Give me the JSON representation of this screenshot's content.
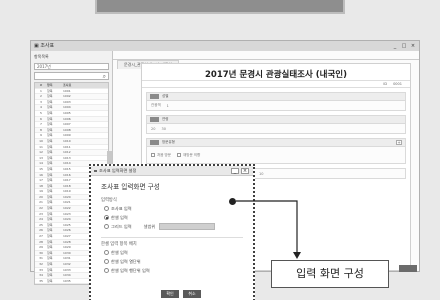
{
  "window": {
    "title": "▣ 조사표",
    "controls": [
      "_",
      "□",
      "×"
    ]
  },
  "sidebar": {
    "title": "항목목록",
    "filter_text": "2017년",
    "table_headers": [
      "#",
      "항목",
      "조사표"
    ],
    "rows": [
      [
        "1",
        "항목",
        "1001"
      ],
      [
        "2",
        "항목",
        "1002"
      ],
      [
        "3",
        "항목",
        "1003"
      ],
      [
        "4",
        "항목",
        "1004"
      ],
      [
        "5",
        "항목",
        "1005"
      ],
      [
        "6",
        "항목",
        "1006"
      ],
      [
        "7",
        "항목",
        "1007"
      ],
      [
        "8",
        "항목",
        "1008"
      ],
      [
        "9",
        "항목",
        "1009"
      ],
      [
        "10",
        "항목",
        "1010"
      ],
      [
        "11",
        "항목",
        "1011"
      ],
      [
        "12",
        "항목",
        "1012"
      ],
      [
        "13",
        "항목",
        "1013"
      ],
      [
        "14",
        "항목",
        "1014"
      ],
      [
        "15",
        "항목",
        "1015"
      ],
      [
        "16",
        "항목",
        "1016"
      ],
      [
        "17",
        "항목",
        "1017"
      ],
      [
        "18",
        "항목",
        "1018"
      ],
      [
        "19",
        "항목",
        "1019"
      ],
      [
        "20",
        "항목",
        "1020"
      ],
      [
        "21",
        "항목",
        "1021"
      ],
      [
        "22",
        "항목",
        "1022"
      ],
      [
        "23",
        "항목",
        "1023"
      ],
      [
        "24",
        "항목",
        "1024"
      ],
      [
        "25",
        "항목",
        "1025"
      ],
      [
        "26",
        "항목",
        "1026"
      ],
      [
        "27",
        "항목",
        "1027"
      ],
      [
        "28",
        "항목",
        "1028"
      ],
      [
        "29",
        "항목",
        "1029"
      ],
      [
        "30",
        "항목",
        "1030"
      ],
      [
        "31",
        "항목",
        "1031"
      ],
      [
        "32",
        "항목",
        "1032"
      ],
      [
        "33",
        "항목",
        "1033"
      ],
      [
        "34",
        "항목",
        "1034"
      ],
      [
        "35",
        "항목",
        "1035"
      ]
    ]
  },
  "tabs": [
    "문경시_관광실태조사_내국인"
  ],
  "form": {
    "title": "2017년 문경시 관광실태조사 (내국인)",
    "meta": [
      "ID",
      "0001"
    ],
    "sections": [
      {
        "label": "성별",
        "body": [
          "관광객",
          "1"
        ]
      },
      {
        "label": "연령",
        "body": [
          "20",
          "30"
        ]
      },
      {
        "label": "방문유형",
        "body": [
          "처음 방문",
          "재방문 의향"
        ]
      }
    ],
    "lower_field": "10"
  },
  "dialog": {
    "title": "조사표 입력화면 설정",
    "heading": "조사표 입력화면 구성",
    "group1_label": "입력방식",
    "group1": [
      "조사표 입력",
      "한셀 입력",
      "그리드 입력"
    ],
    "cell_label": "셀범위",
    "group2_label": "한셀 입력 항목 배치",
    "group2": [
      "한셀 입력",
      "한셀 입력 열단위",
      "한셀 입력 행단위 입력"
    ],
    "ok": "확인",
    "cancel": "취소"
  },
  "callout": {
    "text": "입력 화면 구성"
  }
}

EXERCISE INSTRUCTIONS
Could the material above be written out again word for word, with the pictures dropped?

YOUR SOLUTION
Give me the JSON representation of this screenshot's content.
{
  "window": {
    "title": "▣ 조사표",
    "controls": [
      "_",
      "□",
      "×"
    ]
  },
  "sidebar": {
    "title": "항목목록",
    "filter_text": "2017년",
    "table_headers": [
      "#",
      "항목",
      "조사표"
    ],
    "rows": [
      [
        "1",
        "항목",
        "1001"
      ],
      [
        "2",
        "항목",
        "1002"
      ],
      [
        "3",
        "항목",
        "1003"
      ],
      [
        "4",
        "항목",
        "1004"
      ],
      [
        "5",
        "항목",
        "1005"
      ],
      [
        "6",
        "항목",
        "1006"
      ],
      [
        "7",
        "항목",
        "1007"
      ],
      [
        "8",
        "항목",
        "1008"
      ],
      [
        "9",
        "항목",
        "1009"
      ],
      [
        "10",
        "항목",
        "1010"
      ],
      [
        "11",
        "항목",
        "1011"
      ],
      [
        "12",
        "항목",
        "1012"
      ],
      [
        "13",
        "항목",
        "1013"
      ],
      [
        "14",
        "항목",
        "1014"
      ],
      [
        "15",
        "항목",
        "1015"
      ],
      [
        "16",
        "항목",
        "1016"
      ],
      [
        "17",
        "항목",
        "1017"
      ],
      [
        "18",
        "항목",
        "1018"
      ],
      [
        "19",
        "항목",
        "1019"
      ],
      [
        "20",
        "항목",
        "1020"
      ],
      [
        "21",
        "항목",
        "1021"
      ],
      [
        "22",
        "항목",
        "1022"
      ],
      [
        "23",
        "항목",
        "1023"
      ],
      [
        "24",
        "항목",
        "1024"
      ],
      [
        "25",
        "항목",
        "1025"
      ],
      [
        "26",
        "항목",
        "1026"
      ],
      [
        "27",
        "항목",
        "1027"
      ],
      [
        "28",
        "항목",
        "1028"
      ],
      [
        "29",
        "항목",
        "1029"
      ],
      [
        "30",
        "항목",
        "1030"
      ],
      [
        "31",
        "항목",
        "1031"
      ],
      [
        "32",
        "항목",
        "1032"
      ],
      [
        "33",
        "항목",
        "1033"
      ],
      [
        "34",
        "항목",
        "1034"
      ],
      [
        "35",
        "항목",
        "1035"
      ]
    ]
  },
  "tabs": [
    "문경시_관광실태조사_내국인"
  ],
  "form": {
    "title": "2017년 문경시 관광실태조사 (내국인)",
    "meta": [
      "ID",
      "0001"
    ],
    "sections": [
      {
        "label": "성별",
        "body": [
          "관광객",
          "1"
        ]
      },
      {
        "label": "연령",
        "body": [
          "20",
          "30"
        ]
      },
      {
        "label": "방문유형",
        "body": [
          "처음 방문",
          "재방문 의향"
        ]
      }
    ],
    "lower_field": "10"
  },
  "dialog": {
    "title": "조사표 입력화면 설정",
    "heading": "조사표 입력화면 구성",
    "group1_label": "입력방식",
    "group1": [
      "조사표 입력",
      "한셀 입력",
      "그리드 입력"
    ],
    "cell_label": "셀범위",
    "group2_label": "한셀 입력 항목 배치",
    "group2": [
      "한셀 입력",
      "한셀 입력 열단위",
      "한셀 입력 행단위 입력"
    ],
    "ok": "확인",
    "cancel": "취소"
  },
  "callout": {
    "text": "입력 화면 구성"
  }
}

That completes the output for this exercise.